#### TASK DETAILS
Each entry must be given again exactly as it appears, with images excluded.

#### RECORDS FOR THIS EXERCISE
↓↓↓

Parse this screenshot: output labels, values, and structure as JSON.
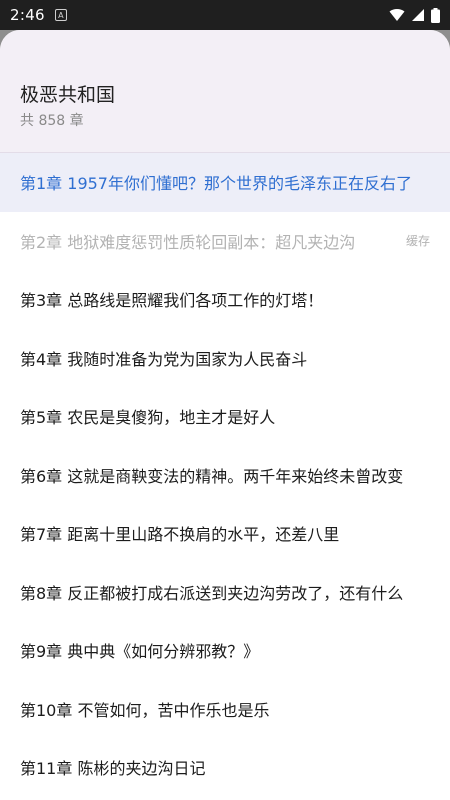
{
  "status_bar": {
    "time": "2:46",
    "icons": [
      "notification-a-icon",
      "wifi-icon",
      "signal-icon",
      "battery-icon"
    ]
  },
  "header": {
    "title": "极恶共和国",
    "count": "共 858 章"
  },
  "chapters": [
    {
      "title": "第1章 1957年你们懂吧？那个世界的毛泽东正在反右了"
    },
    {
      "title": "第2章 地狱难度惩罚性质轮回副本：超凡夹边沟",
      "tag": "缓存"
    },
    {
      "title": "第3章 总路线是照耀我们各项工作的灯塔！"
    },
    {
      "title": "第4章 我随时准备为党为国家为人民奋斗"
    },
    {
      "title": "第5章 农民是臭傻狗，地主才是好人"
    },
    {
      "title": "第6章 这就是商鞅变法的精神。两千年来始终未曾改变"
    },
    {
      "title": "第7章 距离十里山路不换肩的水平，还差八里"
    },
    {
      "title": "第8章 反正都被打成右派送到夹边沟劳改了，还有什么"
    },
    {
      "title": "第9章 典中典《如何分辨邪教？》"
    },
    {
      "title": "第10章 不管如何，苦中作乐也是乐"
    },
    {
      "title": "第11章 陈彬的夹边沟日记"
    }
  ],
  "colors": {
    "accent": "#2f6fd1",
    "header_bg": "#f3eff6",
    "current_bg": "#edeef8",
    "muted": "#b3b3b3"
  }
}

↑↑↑

#### THE COMPLETED TASK
Parse this screenshot: output labels, values, and structure as JSON.
{
  "status_bar": {
    "time": "2:46",
    "icons": [
      "notification-a-icon",
      "wifi-icon",
      "signal-icon",
      "battery-icon"
    ]
  },
  "header": {
    "title": "极恶共和国",
    "count": "共 858 章"
  },
  "chapters": [
    {
      "title": "第1章 1957年你们懂吧？那个世界的毛泽东正在反右了"
    },
    {
      "title": "第2章 地狱难度惩罚性质轮回副本：超凡夹边沟",
      "tag": "缓存"
    },
    {
      "title": "第3章 总路线是照耀我们各项工作的灯塔！"
    },
    {
      "title": "第4章 我随时准备为党为国家为人民奋斗"
    },
    {
      "title": "第5章 农民是臭傻狗，地主才是好人"
    },
    {
      "title": "第6章 这就是商鞅变法的精神。两千年来始终未曾改变"
    },
    {
      "title": "第7章 距离十里山路不换肩的水平，还差八里"
    },
    {
      "title": "第8章 反正都被打成右派送到夹边沟劳改了，还有什么"
    },
    {
      "title": "第9章 典中典《如何分辨邪教？》"
    },
    {
      "title": "第10章 不管如何，苦中作乐也是乐"
    },
    {
      "title": "第11章 陈彬的夹边沟日记"
    }
  ],
  "colors": {
    "accent": "#2f6fd1",
    "header_bg": "#f3eff6",
    "current_bg": "#edeef8",
    "muted": "#b3b3b3"
  }
}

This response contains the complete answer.